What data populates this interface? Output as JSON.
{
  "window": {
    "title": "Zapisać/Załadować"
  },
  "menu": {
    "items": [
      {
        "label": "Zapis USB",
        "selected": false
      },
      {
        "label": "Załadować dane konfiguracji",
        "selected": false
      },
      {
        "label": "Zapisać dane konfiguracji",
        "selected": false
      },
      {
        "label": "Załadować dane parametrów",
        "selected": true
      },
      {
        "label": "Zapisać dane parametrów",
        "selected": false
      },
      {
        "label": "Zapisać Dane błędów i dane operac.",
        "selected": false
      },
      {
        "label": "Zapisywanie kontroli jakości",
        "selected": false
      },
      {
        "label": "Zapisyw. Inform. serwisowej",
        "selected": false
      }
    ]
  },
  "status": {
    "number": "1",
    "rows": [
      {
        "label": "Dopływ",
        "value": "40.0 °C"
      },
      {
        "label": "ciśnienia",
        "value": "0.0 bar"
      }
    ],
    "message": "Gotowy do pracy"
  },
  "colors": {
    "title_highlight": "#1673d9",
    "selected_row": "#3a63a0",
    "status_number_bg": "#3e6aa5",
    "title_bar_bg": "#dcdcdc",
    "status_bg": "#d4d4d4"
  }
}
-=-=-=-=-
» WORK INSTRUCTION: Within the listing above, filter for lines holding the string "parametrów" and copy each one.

» THE ANSWER:
        "label": "Załadować dane parametrów",
        "label": "Zapisać dane parametrów",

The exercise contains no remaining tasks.